On another note, Hamze confirmed that thus far, there was no proof that fish wealth had been harmed in the polluted area. “There are no oil spills inside the water, therefore, no restrictions will be placed on the movement of marine fishing for now,” he said.
For its part, the "Lebanese Eco Movement" issued a statement urging the Lebanese state and relevant ministries and municipalities to investigate the cause and source of the oil spill. It demanded the issuance of “a clear report specifying the exact spots of the pollution, its size, and the amount of damage.” It also requested the allocation of a financial sum in support of affected areas.
Most importantly, the LEM pushed for a speedy clean-up process.
“The climatic factors, water currents, and tidal movements that have contributed to washing up the oil spill residues to the current sites are able to spread them further and redistribute them,” the environmental movement warned.
Youssef Jundi, Lebanon Diving Center Head, said that it was not yet known whether the source of the pollution that had contaminated Tyre coast was from ships or oil installations. He also warned that the oil spill pollution hadn’t only affected Tyre Coastal Reserve as had been reported. “The contamination has extended from Ras al-Naqoura to the beaches of al-Zahrani villages, as we have personally surveyed,” he said.
In turn, Lebanon’s Green Party said that the tar pollution along Lebanon’s southern coast required swift action at the national and international levels.
“This pollution has a serious and direct impact on the marine and beach life, which calls for quick action at the national and international levels, starting with a scientific investigation,” the Green Party said in a statement.
It called for resorting to the United Nations to implement international agreements on the Protection of the Marine Environment and the Coastal Region of the Mediterranean (Barcelona Convention). “Lebanon was one of those countries that have signed this agreement, which regulates the integrated protection of the environment and ecosystems.”
The party also ratcheted up the pressure for a radical solution to prevent the recurrence of pollution along the Lebanese coast from the remnants of industrial activities in neighboring countries.
UNIFIL spokesperson, Andrea Tenenti, said that UNIFIL had been in touch with local authorities to see what help could be provided.
“In order to ensure immediate assistance, UNIFIL has provided equipment and tools, together with additional PPEs, donated by UNIFIL ITALBATT. UNIFIL staff members have also been assisting the local communities in cleaning the shores,” Tenenti said, adding that UNIFIL troops are also cleaning the areas outside Naqoura.
UNIFIL's Western Sector Command provided an Italian donation consisting of supplies, equipment, and preventive tools to help clean the polluted beaches of Tyre. The Italian CIMIC Office of Civil-Military Cooperation of the Western Sector has provided the first part of the required materials, to be followed by other supplies within the next few days.

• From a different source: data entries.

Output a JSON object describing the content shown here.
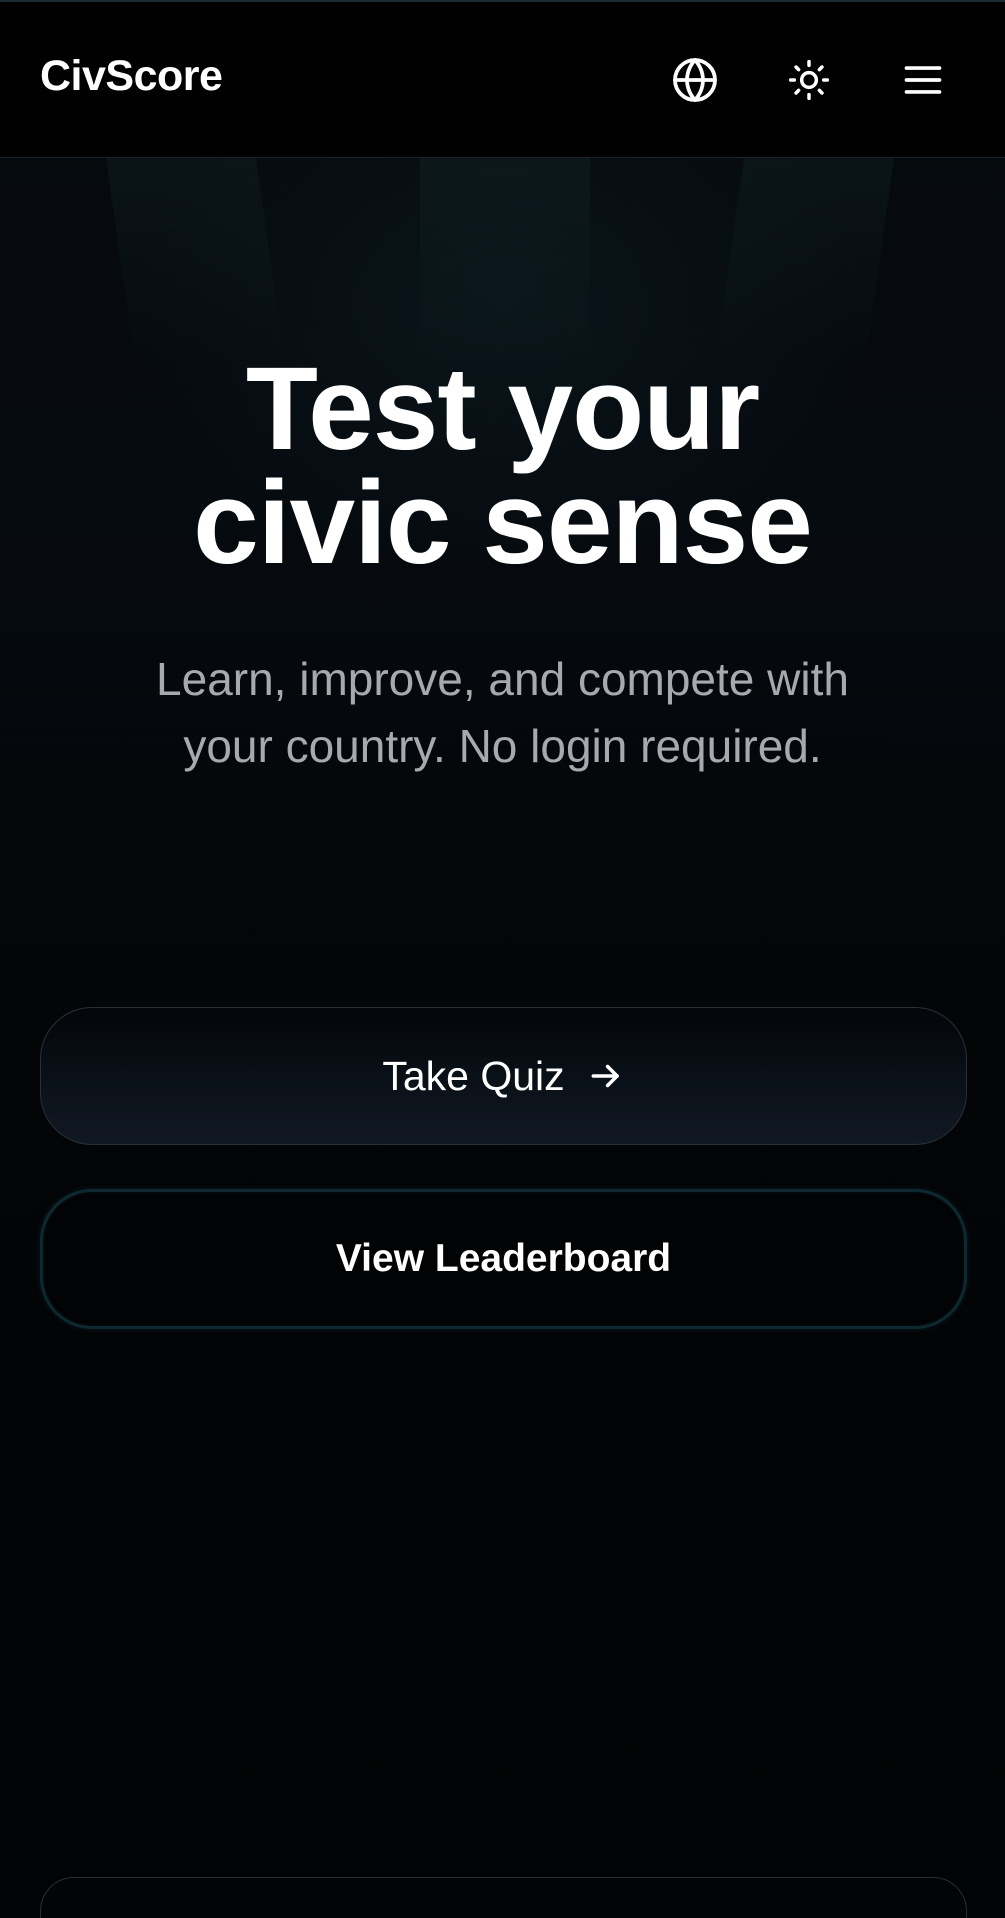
{
  "header": {
    "brand": "CivScore",
    "icons": {
      "language": "globe-icon",
      "theme": "sun-icon",
      "menu": "hamburger-menu-icon"
    }
  },
  "hero": {
    "title_line1": "Test your",
    "title_line2": "civic sense",
    "subtitle_line1": "Learn, improve, and compete with",
    "subtitle_line2": "your country. No login required."
  },
  "actions": {
    "take_quiz_label": "Take Quiz",
    "take_quiz_icon": "arrow-right-icon",
    "leaderboard_label": "View Leaderboard"
  },
  "colors": {
    "background": "#020304",
    "text_primary": "#ffffff",
    "text_secondary": "#a6a9ad",
    "leaderboard_border": "#0e2830"
  }
}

Meanwhile, Lebanon’s Caretaker Prime Minister, Hassan Diab, has been following up on the matter and has officially tasked Minister of Defense, Zeina Akar, Minister of Environment, Demianos Kattar, and the National Council for Scientific Research, to follow up on the issue by informing UNIFIL forces to draw up an official report in this regard and by acting accordingly to repair the damage caused by the leakage.
Based on the PM’s decision, the UNDP Disaster Risk Management Unit (DRM) at the Presidency of the Council of Ministers has been supporting the coordination of the response operation with various ministries and agencies, as well as responding to requests based on needs.
The DRM has also activated EU mechanisms of support requesting satellite maps and images to help determine the exact scale of the oil spill's damage.
Environmental groups in the Mediterranean region have described this oil spill a severe ecological disaster that endangers marine life and biodiversity in the area. They’ve also anticipated the clean-up process to linger for months or even years.